In poverty, groceries can be five times more expensive, as this video stunt shows.

Watch a Grocery Store Experiment That Showed How Much Food Costs in Poverty (Milk: $24)

Watch a Grocery Store Experiment That Showed How Much Food Costs in Poverty (Milk: $24)

Slate in motion.
May 19 2017 8:03 AM

What It's Like to Buy Groceries in Poverty

That milk will be $24.  

screen_shot_20161204_at_9.57.17_pm

A hidden camera in a San Francisco grocery store last year captured patrons' reactions when their items ring up as five times more expensive, adjusted to reflect the cost of living near the poverty line. In "Poverty Line Prices," above, people are shocked when they see their totals. When you're poor, milk can have an adjusted cost of $24.

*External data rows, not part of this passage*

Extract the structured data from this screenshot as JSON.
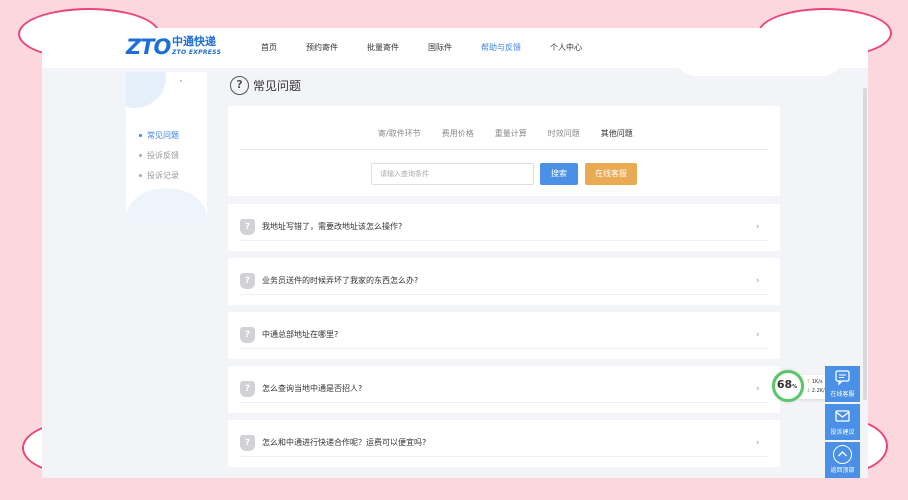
{
  "brand": {
    "logo_mark": "ZTO",
    "logo_cn": "中通快递",
    "logo_en": "ZTO EXPRESS"
  },
  "nav": {
    "items": [
      "首页",
      "预约寄件",
      "批量寄件",
      "国际件",
      "帮助与反馈",
      "个人中心"
    ],
    "active": "帮助与反馈"
  },
  "sidebar": {
    "items": [
      "常见问题",
      "投诉反馈",
      "投诉记录"
    ],
    "active": "常见问题"
  },
  "page": {
    "title_icon": "?",
    "title": "常见问题"
  },
  "tabs": {
    "items": [
      "寄/取件环节",
      "费用价格",
      "重量计算",
      "时效问题",
      "其他问题"
    ],
    "active": "其他问题"
  },
  "search": {
    "placeholder": "请输入查询条件",
    "search_label": "搜索",
    "service_label": "在线客服"
  },
  "faq": {
    "icon_glyph": "?",
    "arrow_glyph": "›",
    "items": [
      "我地址写错了，需要改地址该怎么操作?",
      "业务员送件的时候弄坏了我家的东西怎么办?",
      "中通总部地址在哪里?",
      "怎么查询当地中通是否招人?",
      "怎么和中通进行快递合作呢？运费可以便宜吗?"
    ]
  },
  "speed_widget": {
    "percent": "68",
    "unit": "%",
    "upload": "1K/s",
    "download": "2.2K/s"
  },
  "float_buttons": [
    {
      "icon": "chat-icon",
      "label": "在线客服"
    },
    {
      "icon": "envelope-icon",
      "label": "投诉建议"
    },
    {
      "icon": "arrow-up-icon",
      "label": "返回顶部"
    }
  ],
  "colors": {
    "accent": "#3d83e6",
    "button_blue": "#4a90e6",
    "button_orange": "#e8aa52",
    "page_bg": "#fcd7de",
    "ellipse_border": "#e9457a"
  }
}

The video comes from Tipping Point Community, an organization that combats poverty in the Bay Area, and advertising agency Goodby Silverstein & Partners. In San Francisco, the average annual family income is $153,000, which, after taxes, is five times the $24,300 a year that families living on the poverty line earn (or roughly 1 in 10 families in San Francisco). The video was filmed at a high-end grocery store in Nob Hill, one of the city's most affluent neighborhoods.

Advertisement

You can also go to the website and enter your salary to see how much more expensive certain items would feel if you were living on the poverty line (and donate the value of those marked-up items to people in need).

Update, May 25, 2017: This post has been updated to note that the the average family income in San Francisco is five times that of a family living on the poverty line after taxes.

Madeline Raynor is a Slate freelance video blogger.